Northern Kentucky Congressman Thomas Massie has a plan that he claims would keep the federal Highway Trust Fund solvent.
The Lewis County Republican introduced on Thursday the DRIVE Act of 2015 would not raise the gas tax and would change which projects receive funding from the federal fund. DRIVE is short for Developing Roadway Infrastructure for a Vibrant Economy.
Massie joined Congressmen Jim Jordan (R-OH), Justin Amash (R-MI), Jim Birdenstine (R-OK), and Ken Buck (R-CO) as original co-sponsors.
What would get the ax from funding from the Highway Trust Fund? Bike paths, sidewalks, mass transit. “Currently, gas tax revenue is diverted from the federal Highway Trust Fund for bike paths, sidewalks, mass transit, and other local projects,"Massie said in a news release. "But due to inflation and fuel efficiency improvements of today's vehicles, there is no longer enough money in the Highway Trust Fund to maintain our nation's critical highways and bridges while also funding local projects that have no federal nexus. By eliminating diversion of gas tax revenues, the DRIVE Act ensures that the Highway Trust Fund can fulfill its namesake duty – to fund highways, without an increase in the gas tax rate.”
Americans pay an 18.4 cents-per-gallon fuel tax to fund the Highway Trust Fund, but this does not generate enough annual revenue for the obligations in MAP-21, the federal surface transportation bill that passed in 2012. The fund is on the verge of insolvency, and event that could take place at the end of May. Key groups and politicians, particularly governors in cash-strapped states, have called for an increase in the federal gas tax
to better fund the program.
In July 2014, Congress transferred nearly $10 billion from the General Fund to keep the Highway Trust Fund solvent. In an attempt to offset the unplanned expenditure from the General Fund, Congress reduced pension deposit requirements on companies, with the tenuous expectation that this would temporarily produce more corporate tax revenue. In May 2015, it is anticipated that Congress will be required to provide another stopgap funding measure to prevent insolvency of the Highway Trust Fund.

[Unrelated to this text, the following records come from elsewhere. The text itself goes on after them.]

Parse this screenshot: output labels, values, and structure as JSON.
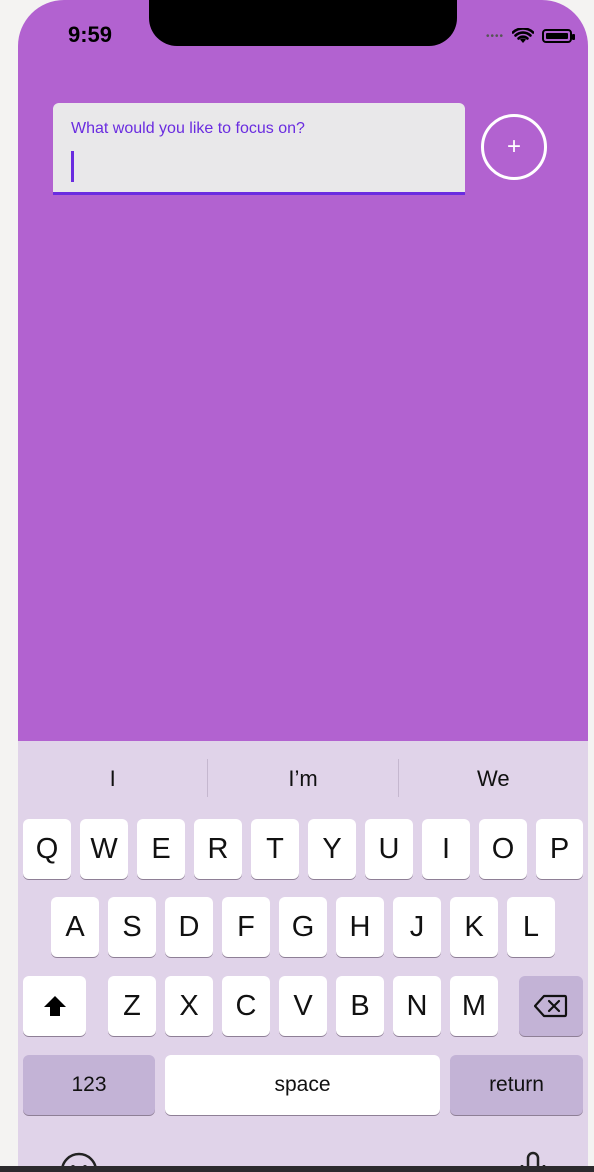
{
  "status_bar": {
    "time": "9:59",
    "signal_dots": "••••"
  },
  "focus_input": {
    "label": "What would you like to focus on?",
    "value": ""
  },
  "add_button": {
    "label": "+"
  },
  "keyboard": {
    "suggestions": [
      "I",
      "I’m",
      "We"
    ],
    "row1": [
      "Q",
      "W",
      "E",
      "R",
      "T",
      "Y",
      "U",
      "I",
      "O",
      "P"
    ],
    "row2": [
      "A",
      "S",
      "D",
      "F",
      "G",
      "H",
      "J",
      "K",
      "L"
    ],
    "row3": [
      "Z",
      "X",
      "C",
      "V",
      "B",
      "N",
      "M"
    ],
    "numbers_label": "123",
    "space_label": "space",
    "return_label": "return"
  },
  "colors": {
    "background": "#b262d0",
    "accent": "#6a2ce0",
    "keyboard": "#e0d3e9"
  }
}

Annually, over $9 billion of the Highway Trust Fund goes to the Mass Transit Account, which provides funds for local public transportation projects, including subways, light rail, buses, and streetcars. Additional authorizations exist for sidewalks and bike paths to be funded from the Highway Trust Fund. The DRIVE Act repeals these authorizations and reduces Highway Trust Fund obligations by approximately $10 billion annually, Massie's statement said.